A giga press is a high-pressure die-casting machine that injects molten aluminium into casting molds. Tesla is believed to have first used it on the Model Y, reportedly replacing assemblies consisting of 70 parts, with just two to three huge castings.
The house-sized machines have a clamping force of 55,000 to 61,000 kilonewtons (5,600 to 6,200 tons of force), although it may vary depending on configuration and make, as Tesla appears to be diversifying its giga press suppliers, and not rely solely on Italy’s IDRA. Switzerland’s Bühler and China’s LK Group are other big players in the space.
Gallery: IDRA Group Confirms It Has Supplied Huge Casting Machine For The Tesla Model Y
Giga casting benefits are multifold. The technology allowed Tesla to reduce the Model Y's rear underbody manufacturing costs by 40 percent, as per some experts. For the Model 3, Tesla removed 600 robots from the assembly, as the giga press simplified production, reported Autoblog. Meanwhile, Toyota has said the technology will reduce processes and plant investment by half.
Another reason for the wider adoption of technology is the potential weight savings. EV batteries are heavy, and manufacturers look to compensate for the additional weight elsewhere. Giga press presumably reduces carbon emissions as well by eliminating dozens of individual parts.

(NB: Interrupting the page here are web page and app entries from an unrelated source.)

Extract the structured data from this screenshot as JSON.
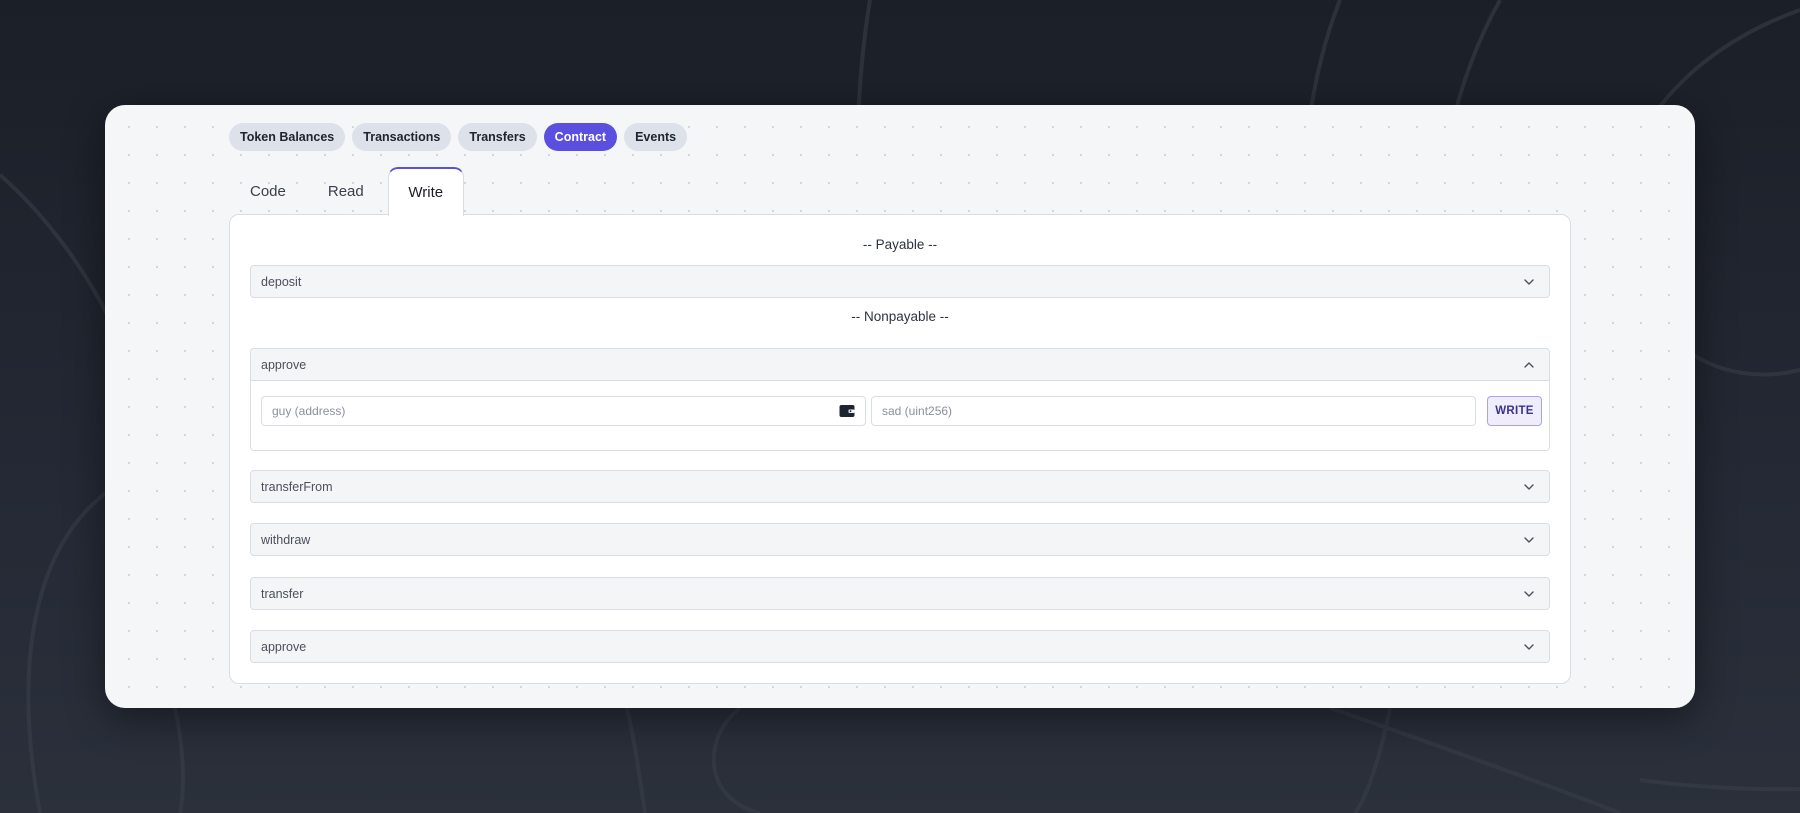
{
  "nav_pills": [
    {
      "label": "Token Balances",
      "active": false
    },
    {
      "label": "Transactions",
      "active": false
    },
    {
      "label": "Transfers",
      "active": false
    },
    {
      "label": "Contract",
      "active": true
    },
    {
      "label": "Events",
      "active": false
    }
  ],
  "tabs": [
    {
      "label": "Code",
      "active": false
    },
    {
      "label": "Read",
      "active": false
    },
    {
      "label": "Write",
      "active": true
    }
  ],
  "write_panel": {
    "payable_heading": "-- Payable --",
    "nonpayable_heading": "-- Nonpayable --",
    "payable_methods": [
      {
        "name": "deposit",
        "expanded": false
      }
    ],
    "nonpayable_methods": [
      {
        "name": "approve",
        "expanded": true
      },
      {
        "name": "transferFrom",
        "expanded": false
      },
      {
        "name": "withdraw",
        "expanded": false
      },
      {
        "name": "transfer",
        "expanded": false
      },
      {
        "name": "approve",
        "expanded": false
      }
    ],
    "approve_form": {
      "input_1_placeholder": "guy (address)",
      "input_2_placeholder": "sad (uint256)",
      "write_label": "WRITE"
    }
  },
  "colors": {
    "accent": "#5b4fe0",
    "page_bg": "#1b1f27",
    "card_bg": "#f5f6f8"
  },
  "icons": {
    "collapsed": "chevron-down-icon",
    "expanded": "chevron-up-icon",
    "address_helper": "wallet-icon"
  }
}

Although there are a few pitfalls to the technology. In case of accidents, replacing huge parts could cost a lot more than replacing smaller components. Even though body manufacturing is highly automated nowadays, the practice can also impact businesses supplying smaller components, according to Automotive News Europe.